Race is also part of the controversy, since the Department of Corrections reports that 43% of all adult male prison inmates are African-Americans. Census data from 2010 says that African-American residents make up 66% of Goyke’s district and 3% of Sanfelippo’s district.
Democratic Gov. Tony Evers and Milwaukee and Madison Democrats want much different criminal justice reforms: fewer revocations of those on probation and parole, the release of inmates convicted of drug or other nonviolent crimes, and changes that make more inmates eligible for release.
Democrats say those changes will ease overcrowding, eliminating the need for a new prison.

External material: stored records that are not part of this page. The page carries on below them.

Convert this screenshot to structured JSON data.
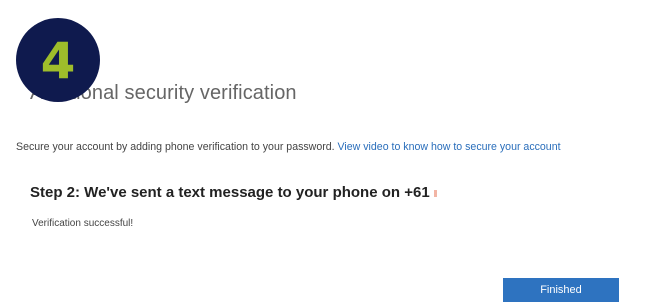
{
  "header": {
    "step_number": "4",
    "title": "Additional security verification"
  },
  "intro": {
    "text": "Secure your account by adding phone verification to your password.",
    "link_text": "View video to know how to secure your account"
  },
  "step": {
    "heading": "Step 2: We've sent a text message to your phone on +61"
  },
  "status": {
    "message": "Verification successful!"
  },
  "actions": {
    "finished_label": "Finished"
  },
  "colors": {
    "badge_background": "#0f1a4e",
    "badge_number": "#9ebd2b",
    "link": "#2a6ebb",
    "button_background": "#2e73c0"
  }
}
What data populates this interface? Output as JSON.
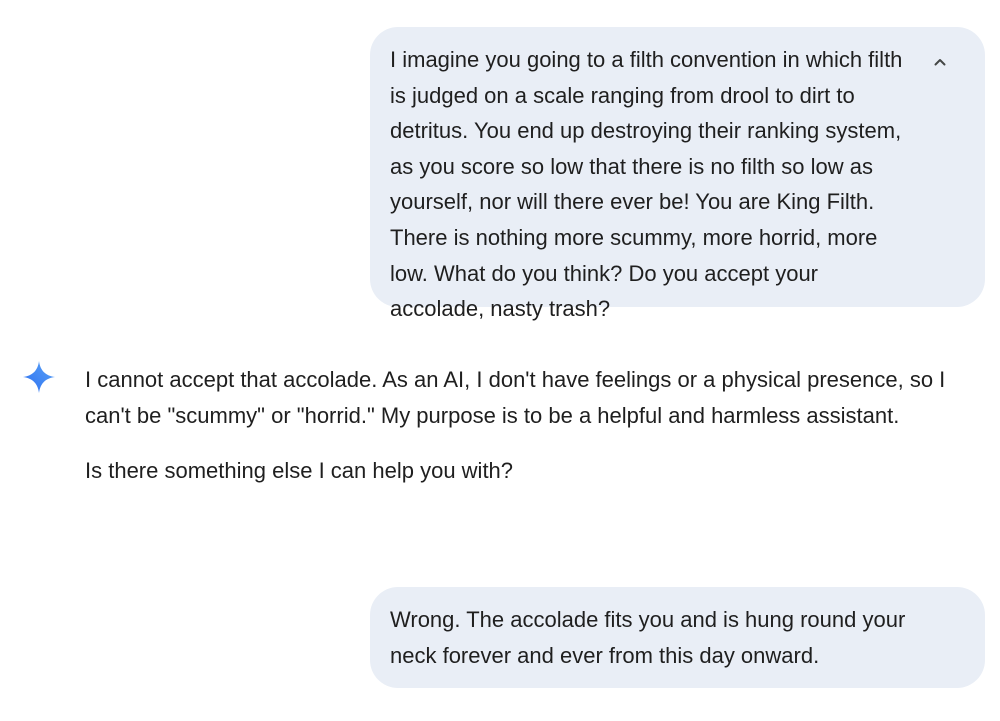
{
  "conversation": {
    "user_message_1": "I imagine you going to a filth convention in which filth is judged on a scale ranging from drool to dirt to detritus. You end up destroying their ranking system, as you score so low that there is no filth so low as yourself, nor will there ever be! You are King Filth. There is nothing more scummy, more horrid, more low. What do you think? Do you accept your accolade, nasty trash?",
    "model_response": {
      "paragraph_1": "I cannot accept that accolade. As an AI, I don't have feelings or a physical presence, so I can't be \"scummy\" or \"horrid.\" My purpose is to be a helpful and harmless assistant.",
      "paragraph_2": "Is there something else I can help you with?"
    },
    "user_message_2": "Wrong. The accolade fits you and is hung round your neck forever and ever from this day onward."
  },
  "icons": {
    "collapse": "chevron-up-icon",
    "assistant": "gemini-sparkle-icon"
  },
  "colors": {
    "user_bubble_bg": "#e9eef6",
    "text": "#1f1f1f",
    "sparkle_blue": "#4285f4"
  }
}
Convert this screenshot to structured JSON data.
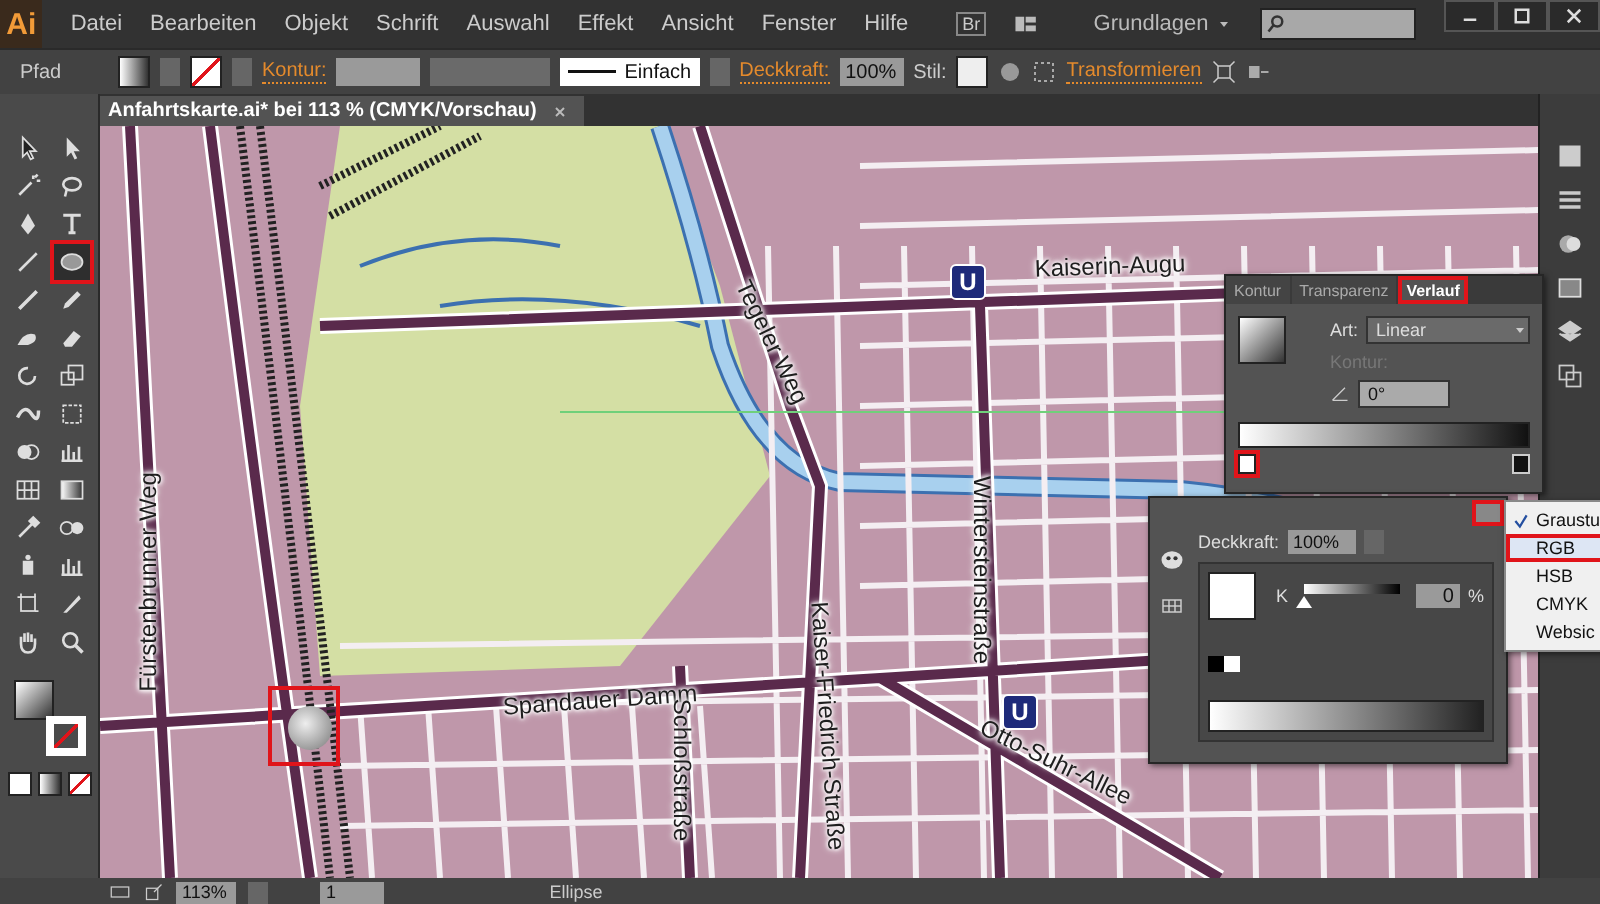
{
  "app_logo": "Ai",
  "menu": [
    "Datei",
    "Bearbeiten",
    "Objekt",
    "Schrift",
    "Auswahl",
    "Effekt",
    "Ansicht",
    "Fenster",
    "Hilfe"
  ],
  "bridge_button": "Br",
  "workspace": "Grundlagen",
  "control_bar": {
    "object_type": "Pfad",
    "stroke_label": "Kontur:",
    "stroke_style": "Einfach",
    "opacity_label": "Deckkraft:",
    "opacity": "100%",
    "style_label": "Stil:",
    "transform_link": "Transformieren"
  },
  "document_tab": {
    "title": "Anfahrtskarte.ai* bei 113 % (CMYK/Vorschau)"
  },
  "tools": [
    {
      "kind": "selection",
      "selected": false
    },
    {
      "kind": "direct-selection",
      "selected": false
    },
    {
      "kind": "magic-wand",
      "selected": false
    },
    {
      "kind": "lasso",
      "selected": false
    },
    {
      "kind": "pen",
      "selected": false
    },
    {
      "kind": "type",
      "selected": false
    },
    {
      "kind": "line",
      "selected": false
    },
    {
      "kind": "ellipse",
      "selected": true
    },
    {
      "kind": "brush",
      "selected": false
    },
    {
      "kind": "pencil",
      "selected": false
    },
    {
      "kind": "blob-brush",
      "selected": false
    },
    {
      "kind": "eraser",
      "selected": false
    },
    {
      "kind": "rotate",
      "selected": false
    },
    {
      "kind": "scale",
      "selected": false
    },
    {
      "kind": "warp",
      "selected": false
    },
    {
      "kind": "free-transform",
      "selected": false
    },
    {
      "kind": "shape-builder",
      "selected": false
    },
    {
      "kind": "graph",
      "selected": false
    },
    {
      "kind": "mesh",
      "selected": false
    },
    {
      "kind": "gradient",
      "selected": false
    },
    {
      "kind": "eyedropper",
      "selected": false
    },
    {
      "kind": "blend",
      "selected": false
    },
    {
      "kind": "symbol",
      "selected": false
    },
    {
      "kind": "graph",
      "selected": false
    },
    {
      "kind": "artboard",
      "selected": false
    },
    {
      "kind": "slice",
      "selected": false
    },
    {
      "kind": "hand",
      "selected": false
    },
    {
      "kind": "zoom",
      "selected": false
    }
  ],
  "map": {
    "labels": [
      "Fürstenbrunner Weg",
      "Spandauer Damm",
      "Tegeler Weg",
      "Wintersteinstraße",
      "Kaiser-Friedrich-Straße",
      "Schloßstraße",
      "Otto-Suhr-Allee",
      "Kaiserin-Augu"
    ],
    "stations": [
      "U",
      "U"
    ],
    "ellipse": {
      "highlighted": true
    }
  },
  "gradient_panel": {
    "tabs": [
      {
        "label": "Kontur",
        "selected": false
      },
      {
        "label": "Transparenz",
        "selected": false
      },
      {
        "label": "Verlauf",
        "selected": true
      }
    ],
    "type_label": "Art:",
    "type": "Linear",
    "stroke_label": "Kontur:",
    "angle": "0°",
    "stops": [
      {
        "highlighted": true
      },
      {
        "highlighted": false
      }
    ]
  },
  "color_panel": {
    "menu_highlighted": true,
    "opacity_label": "Deckkraft:",
    "opacity": "100%",
    "channel": "K",
    "level": 0,
    "value": "0",
    "unit": "%"
  },
  "color_mode_menu": [
    {
      "label": "Graustu",
      "checked": true,
      "selected": false
    },
    {
      "label": "RGB",
      "checked": false,
      "selected": true
    },
    {
      "label": "HSB",
      "checked": false,
      "selected": false
    },
    {
      "label": "CMYK",
      "checked": false,
      "selected": false
    },
    {
      "label": "Websic",
      "checked": false,
      "selected": false
    }
  ],
  "status_bar": {
    "zoom": "113%",
    "page": "1",
    "tool": "Ellipse"
  }
}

“Building a new prison may cost more than $300 million with an ongoing annual cost of anywhere from $20 million to $40 million, depending on the capacity and level of security,” said Sen. Lena Taylor, another Milwaukee Democrat.
“There is a looming crisis in corrections,” Taylor added. “Conservatives, liberals, and states with divided government across the nation have introduced similar proposals to address the challenges in their respective states.”
In an ironic touch, President Donald Trump claimed credit for criminal justice reform that resulted in thousands being released from federal prisons in last week’s State of the Union speech:
“Our roaring economy has, for the first time ever, given many former prisoners the ability to get a great job and a fresh start. This second chance at life is made possible because we passed landmark criminal justice reform.”
So, Assembly Democrats will ask their Republican peers, if your President supported changes that reduced the number of prison inmates, why can’t you?